Your task: The response must contain each line of the material that holds "Impostazioni".

Source material:
◆ ◆ ◆ ◆
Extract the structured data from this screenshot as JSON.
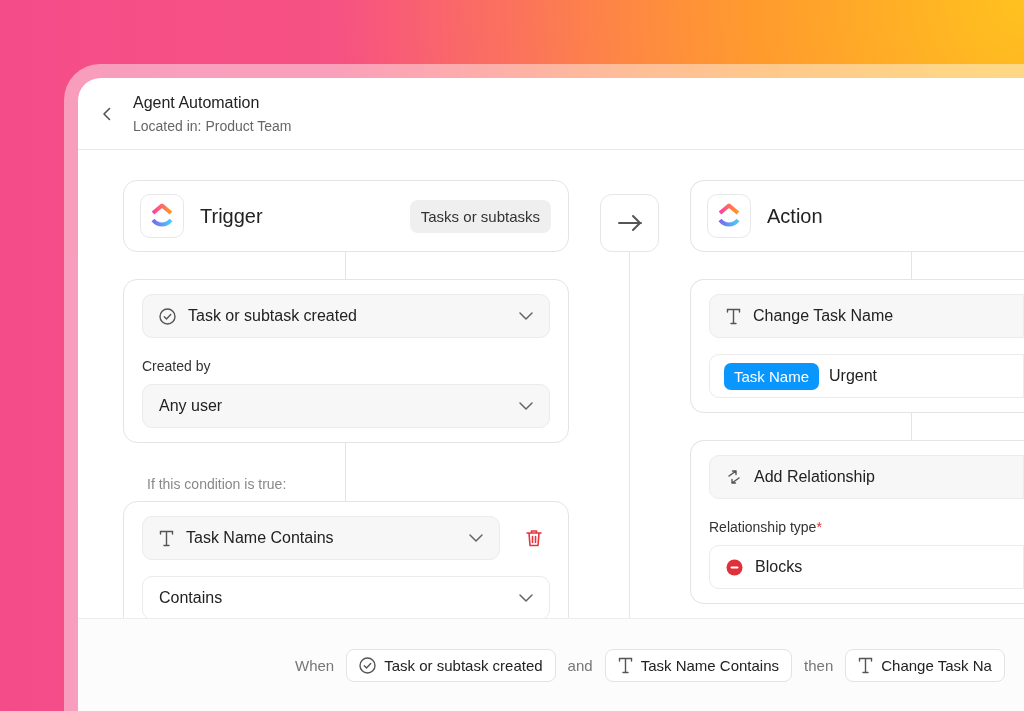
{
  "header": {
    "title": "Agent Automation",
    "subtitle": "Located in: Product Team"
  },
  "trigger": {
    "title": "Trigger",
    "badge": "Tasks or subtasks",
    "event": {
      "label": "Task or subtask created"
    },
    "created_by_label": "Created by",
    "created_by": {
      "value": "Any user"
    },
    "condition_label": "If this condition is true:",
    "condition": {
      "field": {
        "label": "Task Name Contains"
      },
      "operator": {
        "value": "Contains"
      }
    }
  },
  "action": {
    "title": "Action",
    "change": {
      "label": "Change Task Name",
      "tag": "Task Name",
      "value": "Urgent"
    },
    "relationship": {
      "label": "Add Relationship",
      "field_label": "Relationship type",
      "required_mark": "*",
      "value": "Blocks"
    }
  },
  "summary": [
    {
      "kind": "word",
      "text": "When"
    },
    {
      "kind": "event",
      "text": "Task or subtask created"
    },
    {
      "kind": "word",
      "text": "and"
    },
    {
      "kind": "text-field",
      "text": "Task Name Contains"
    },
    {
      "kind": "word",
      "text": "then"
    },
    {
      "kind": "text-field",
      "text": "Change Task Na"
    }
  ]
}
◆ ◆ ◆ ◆
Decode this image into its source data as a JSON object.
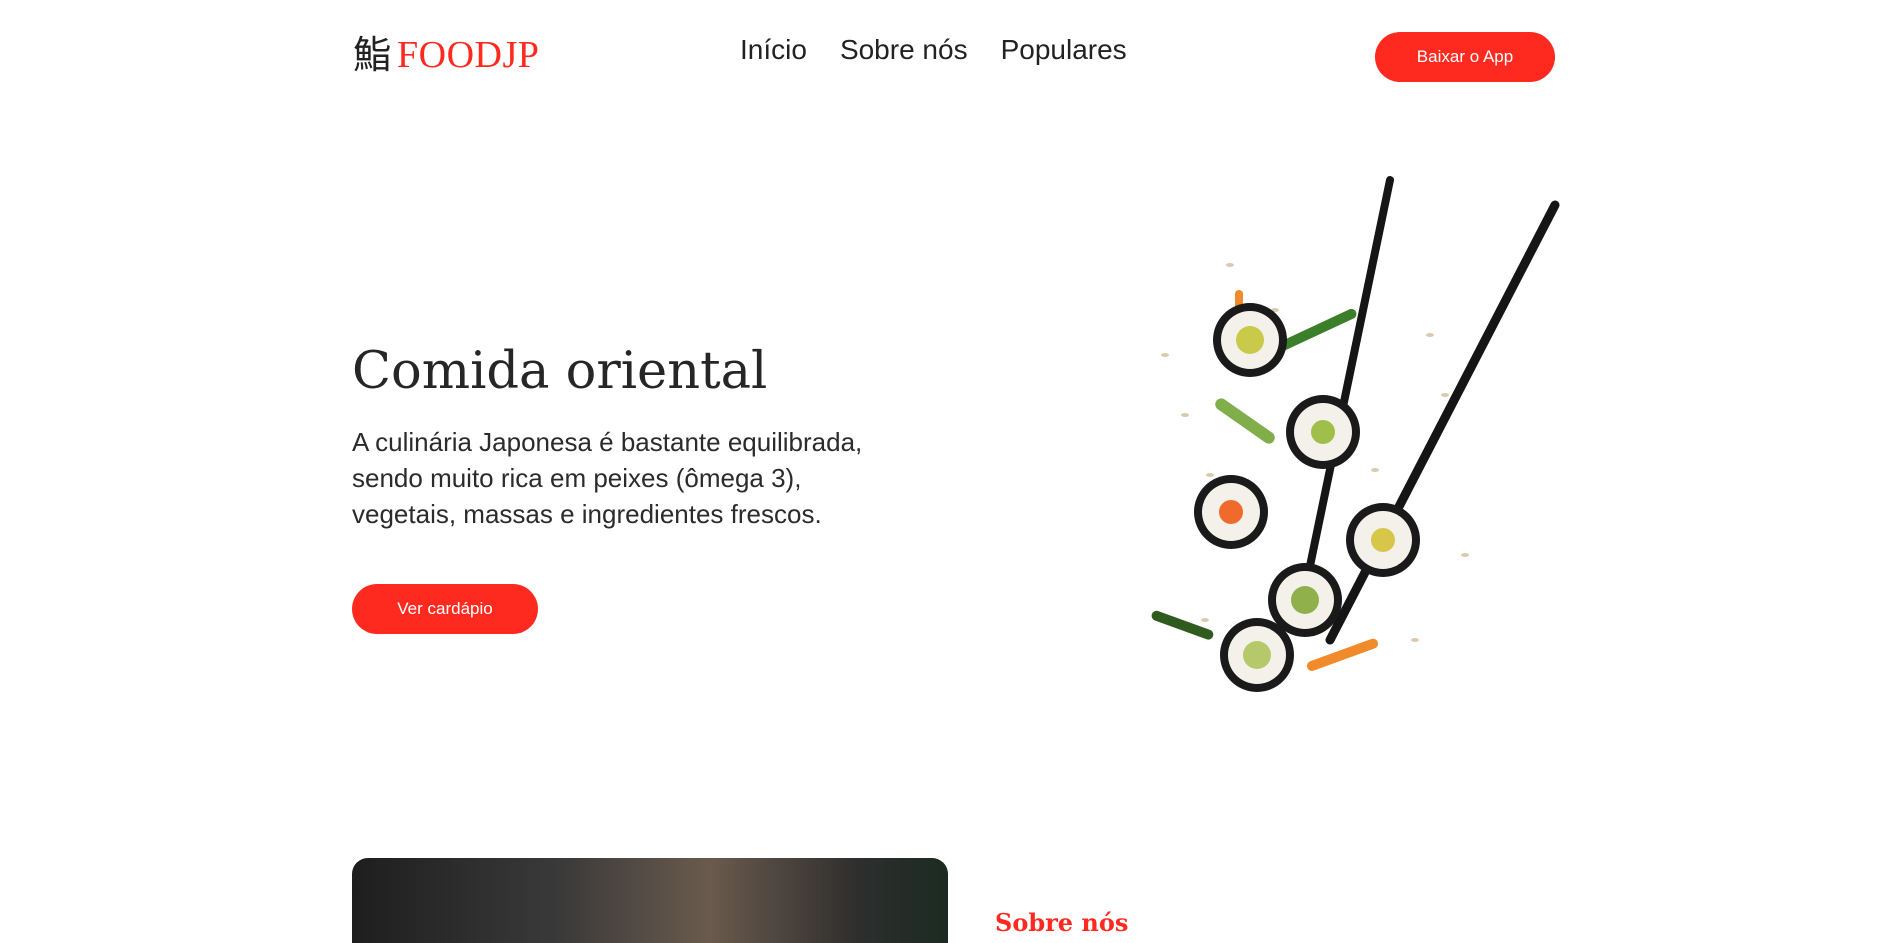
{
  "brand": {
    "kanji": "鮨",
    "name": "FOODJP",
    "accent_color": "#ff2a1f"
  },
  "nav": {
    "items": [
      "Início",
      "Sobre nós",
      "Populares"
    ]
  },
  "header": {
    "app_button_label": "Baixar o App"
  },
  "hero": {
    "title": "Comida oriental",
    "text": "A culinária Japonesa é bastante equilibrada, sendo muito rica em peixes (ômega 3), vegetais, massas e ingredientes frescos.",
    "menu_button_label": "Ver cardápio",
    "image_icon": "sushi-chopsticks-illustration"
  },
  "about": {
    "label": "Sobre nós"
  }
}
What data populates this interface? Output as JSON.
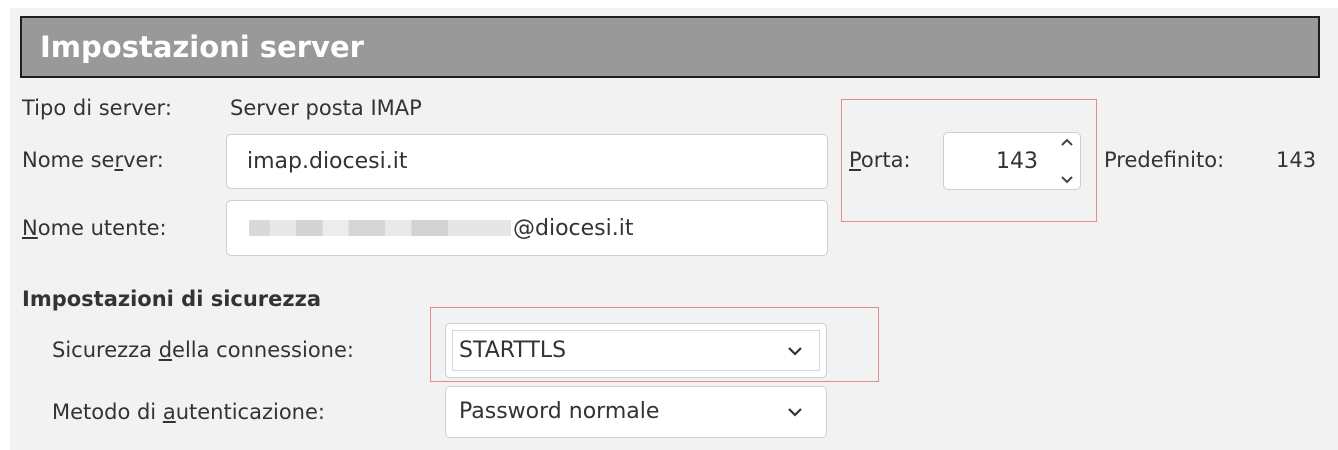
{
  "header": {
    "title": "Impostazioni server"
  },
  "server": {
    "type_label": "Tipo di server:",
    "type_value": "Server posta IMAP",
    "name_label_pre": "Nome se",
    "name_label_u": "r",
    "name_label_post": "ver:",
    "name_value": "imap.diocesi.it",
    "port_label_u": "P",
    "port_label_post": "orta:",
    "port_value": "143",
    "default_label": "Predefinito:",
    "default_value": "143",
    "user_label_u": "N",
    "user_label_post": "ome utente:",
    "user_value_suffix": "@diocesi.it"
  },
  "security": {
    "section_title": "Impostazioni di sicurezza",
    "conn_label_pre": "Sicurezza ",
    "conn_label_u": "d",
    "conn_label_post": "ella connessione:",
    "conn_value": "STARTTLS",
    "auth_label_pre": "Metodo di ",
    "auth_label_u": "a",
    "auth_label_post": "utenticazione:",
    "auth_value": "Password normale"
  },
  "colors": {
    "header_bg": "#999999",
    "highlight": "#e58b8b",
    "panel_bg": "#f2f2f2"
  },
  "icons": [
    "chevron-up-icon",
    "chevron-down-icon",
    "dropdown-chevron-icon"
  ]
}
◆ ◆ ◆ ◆
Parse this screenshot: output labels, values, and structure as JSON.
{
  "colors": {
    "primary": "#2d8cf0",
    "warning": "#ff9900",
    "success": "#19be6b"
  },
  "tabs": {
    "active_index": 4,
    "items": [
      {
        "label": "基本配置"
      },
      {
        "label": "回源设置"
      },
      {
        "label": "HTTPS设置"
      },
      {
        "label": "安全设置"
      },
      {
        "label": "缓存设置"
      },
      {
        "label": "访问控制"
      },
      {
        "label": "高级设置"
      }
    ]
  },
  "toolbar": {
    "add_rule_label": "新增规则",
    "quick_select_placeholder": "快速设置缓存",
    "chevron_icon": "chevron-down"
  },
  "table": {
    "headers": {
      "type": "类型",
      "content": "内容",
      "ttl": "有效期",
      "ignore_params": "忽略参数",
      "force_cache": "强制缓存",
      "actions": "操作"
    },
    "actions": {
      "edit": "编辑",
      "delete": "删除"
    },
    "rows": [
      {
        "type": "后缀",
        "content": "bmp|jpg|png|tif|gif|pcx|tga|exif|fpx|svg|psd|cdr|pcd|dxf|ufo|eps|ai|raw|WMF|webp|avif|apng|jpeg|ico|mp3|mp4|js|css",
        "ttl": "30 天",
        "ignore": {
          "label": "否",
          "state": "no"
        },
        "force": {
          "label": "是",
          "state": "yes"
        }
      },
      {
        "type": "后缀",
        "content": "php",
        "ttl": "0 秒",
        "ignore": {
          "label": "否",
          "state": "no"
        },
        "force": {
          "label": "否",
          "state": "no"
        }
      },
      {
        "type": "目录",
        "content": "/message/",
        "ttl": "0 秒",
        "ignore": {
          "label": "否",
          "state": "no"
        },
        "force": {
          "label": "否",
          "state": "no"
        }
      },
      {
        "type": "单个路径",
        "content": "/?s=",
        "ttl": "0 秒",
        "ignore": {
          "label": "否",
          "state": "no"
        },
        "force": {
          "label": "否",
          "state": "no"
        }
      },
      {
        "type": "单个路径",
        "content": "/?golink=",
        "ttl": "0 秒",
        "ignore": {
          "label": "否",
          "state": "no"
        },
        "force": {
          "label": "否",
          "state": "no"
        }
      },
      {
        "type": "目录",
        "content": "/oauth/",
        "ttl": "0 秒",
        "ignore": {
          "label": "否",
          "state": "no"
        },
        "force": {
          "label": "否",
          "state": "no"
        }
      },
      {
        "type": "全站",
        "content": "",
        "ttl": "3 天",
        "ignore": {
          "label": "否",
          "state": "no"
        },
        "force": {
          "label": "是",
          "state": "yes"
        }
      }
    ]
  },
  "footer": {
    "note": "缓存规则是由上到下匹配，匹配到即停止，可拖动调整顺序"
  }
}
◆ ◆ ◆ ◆
Response below:
    "title": "Impostazioni server"
    "section_title": "Impostazioni di sicurezza",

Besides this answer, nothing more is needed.